Wandering around there, through the alleyways, narrow stone arches, nargile cafes converted from ancient cellars, tiny dwellings, you feel like you are in a time warp. Going back hundreds, if not thousands of years. The architecture has remained largely unchanged for generations, save for the wild mesh of electrical cables that covers the entirety of the country. This is a nod back to the civil war, from when the electrical infrastructure was ruined. It still remains partly so, and the hum of generators remains, whenever the power goes out.
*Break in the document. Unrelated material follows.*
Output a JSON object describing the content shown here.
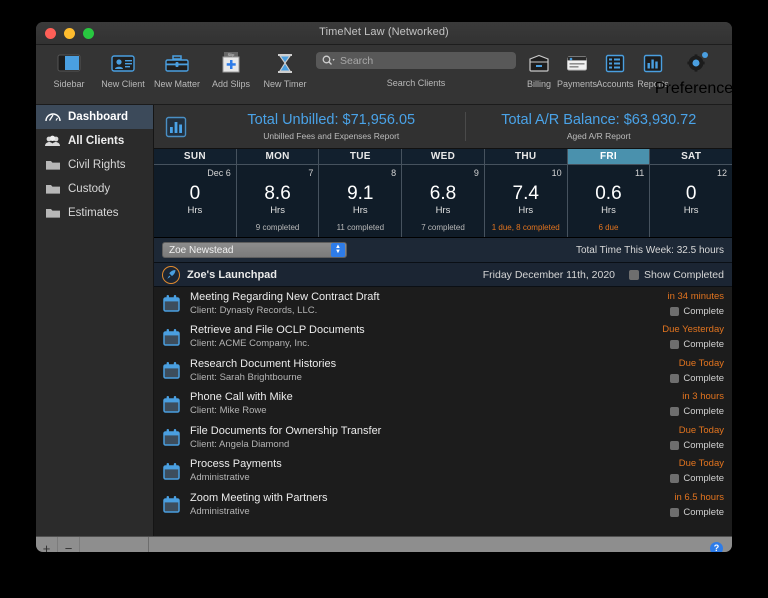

In this souk, though, you’ll find everything from kitchen equipment, to antiques, to butchers, to falafel stores. It has everything, and an incredible atmosphere. Once, we bought a huge Arabic styled rug and a coffee table. In a tiny, enclosed square, surrounded by old Lebanese men drinking tea and smoking nargile, three friends and I borrowed some stools, set up our own living room with our new purchases, bought Arabic coffee, and sat down for an hour to relax. It was perfect, quiet, memorable. I’ve never had a bad time in Saida.
The city of Sour, further south, and in sight of the headland of Lebanon’s southern neighbour, Israel, is another piece of historic majesty. Sitting down by the Roman ruins there, ones that overlook the Mediterranean, you can imagine how beautiful it would have been, watching the sunset back in biblical times. The Romans certainly had the idea of picking the right location down to a fine art.
Sour, also known as Tyr, was the centre of the seagoing, Phoenician empire. The city was once on an island, but Alexander the Great built a causeway from the mainland, before sacking the place and taking it over. Now, Tyr incorporates a beautiful, tiny fishing harbor, where you can eat your fried fish and watch the local fisherman fix their nets, while the local street cats loiter around, hoping to score a scrap or two from your lunch, or from the day’s catch. In my opinion, the best be